Wire firewood baskets and bins come in a wide variety of styles. Filled with wood and placed beside the fireplace or wood stove, they add a warm designer touch to the hearth.
Steel metal structures in circular shapes make great outdoor or indoor firewood storage units. Mount a galvanized water trough or window well to the wall on its side. Spray paint it black first if shiny metal clashes with your décor.
Geometric shapes and clean lines define modern design. Sleek metal indoor or outdoor firewood storage ideas fit well into modern design. Think of a wall-mounted metal circular wood rack, or a long black metal bench with logs stacked beneath.
A simple modern firewood rack can be made by mounting a metal or copper pipe several feet away from the living room wall. Stack logs between the wall and the metal pipe. A simple black wooden crate or box also works well as a modern firewood holder.
Split and cut firewood in the early spring, to the right length and size to fit your fireplace, firepit, or wood burning stove. Then make individual stacks, each on top of a pallet, in well-spaced rows exposed to wind and sun.
Ideally, locate the stacks near your door to make it easier to carry wood inside later.
Leave plenty of air cavities between each piece of wood. This not only allows the wood to dry thoroughly, it helps prevent rodents and other pests from building nests inside your wood pile.
Build the stacks under a roof or cover them with a tarp to protect your firewood from rain and snowfall. Even with proper covering, it takes firewood at least six months to fully dry out.
There is a small version of just about every firewood storage idea around.

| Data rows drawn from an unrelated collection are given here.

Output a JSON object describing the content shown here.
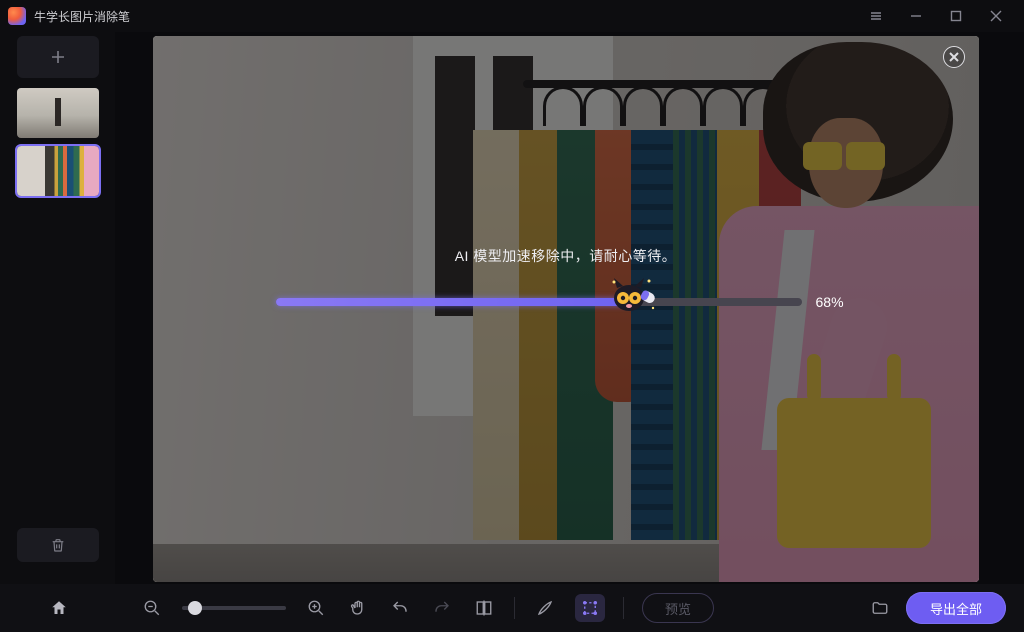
{
  "app": {
    "title": "牛学长图片消除笔"
  },
  "progress": {
    "label": "AI 模型加速移除中，请耐心等待。",
    "percent": 68,
    "percent_text": "68%"
  },
  "toolbar": {
    "preview_label": "预览",
    "export_label": "导出全部"
  },
  "colors": {
    "accent": "#6e5df2"
  }
}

An ordinary basket, small wall-mounted firewood rack, or little recessed cubby can be enough if you only use your fireplace on special occasions.
If you only need to store a small amount of firewood outside, build a simple outdoor firewood rack from two cinder blocks and four pieces of 2×4 lumber.

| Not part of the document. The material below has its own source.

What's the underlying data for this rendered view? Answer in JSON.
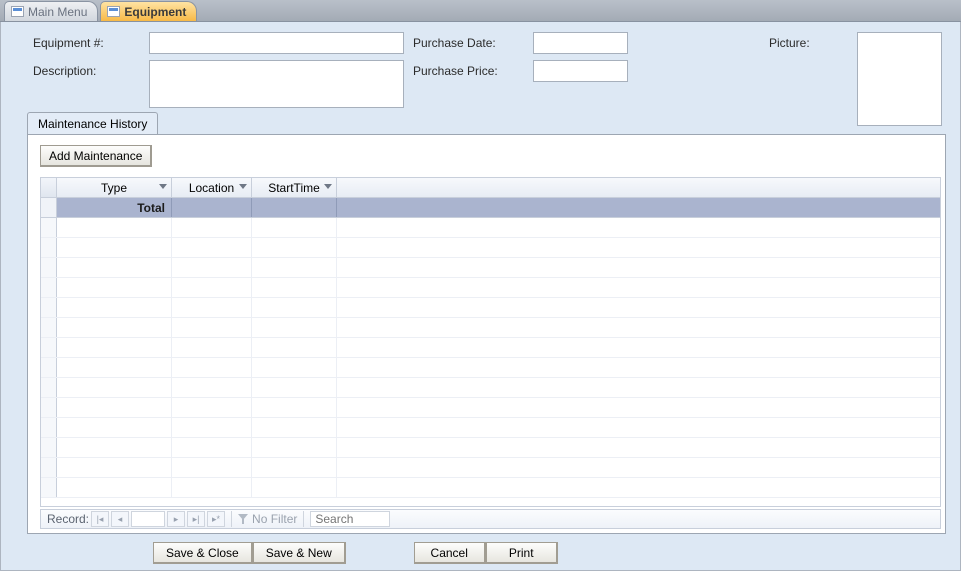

Stand the lumber on end in the cinder block openings and stack your logs within the v-shape, as shown here:
Anywhere that you can stack wood and protect it from moisture can make a good firewood storage area. A sturdy wood or metal bookshelf can be repurposed for fire log storage.

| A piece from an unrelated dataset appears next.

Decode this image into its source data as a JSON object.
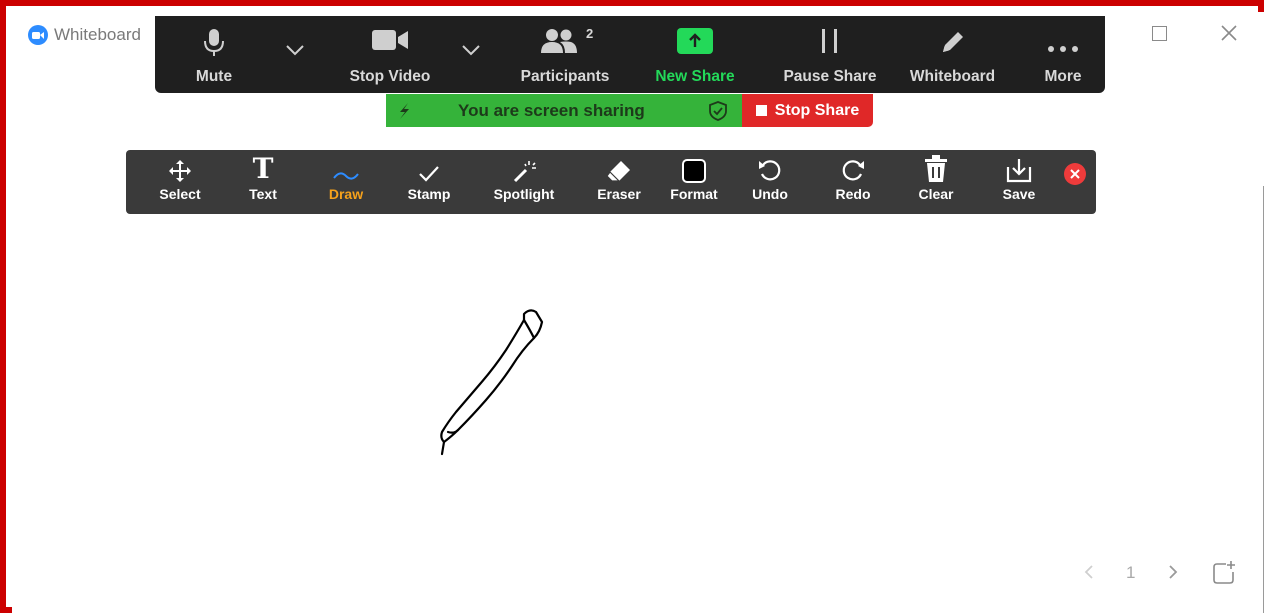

If you can weld or know a metal worker, design a unique firewood rack from a metal headboard and footboard connected a few feet apart.
Think about firewood storage when building a garden shed or “she shed” as you can save space by integrating it into the new structure.
You can also add wood storage shelves to a garden fence or low stone wall. Indoors, look under console tables and coffee tables for suitable kindling storage zones.
A wall-mounted wood storage rack is a great idea when floor space is limited. Shop for a ready-made firewood storage rack or build your own.
Consider repurposing a little-used coat closet if you burn a lot of wood each winter. Stacked with firewood, it becomes a more efficient use of that space.
Outdoors, stacking firewood against an exterior wall helps stabilize the wood pile. If you lack the room to stack firewood on your patio or porch, a wall-mounted storage rack will keep your walkways clear.
13. Wood Shed
An old fashioned wood shed is the ideal firewood storage option because it provides a roof and adequate ventilation while not trapping moisture.
If you greatly rely on your wood stove or fireplace for heat each winter, a proper firewood shed is a must.
A firewood shelter can be simple or complex, depending on your DIY skills and budget. One affordable option for firewood shed construction is to use pallet wood instead of lumber.
Pallet wood can be left bare or painted to provide the look you want. You can even make an adequate woodshed roof out of shingle-covered pallets.
Firewood Storage FAQs
Yes, proper outdoor firewood storage requires some type of cover. You must protect seasoned firewood from rain or snow. If you don’t have a firewood shed, cover your firewood with a tarp to protect it from saturation.
Yes, plastic bins can work for firewood storage, but only if the wood and the bin are completely dry. Residual moisture will keep the firewood damp, and it’s hard to light wood that is too moist.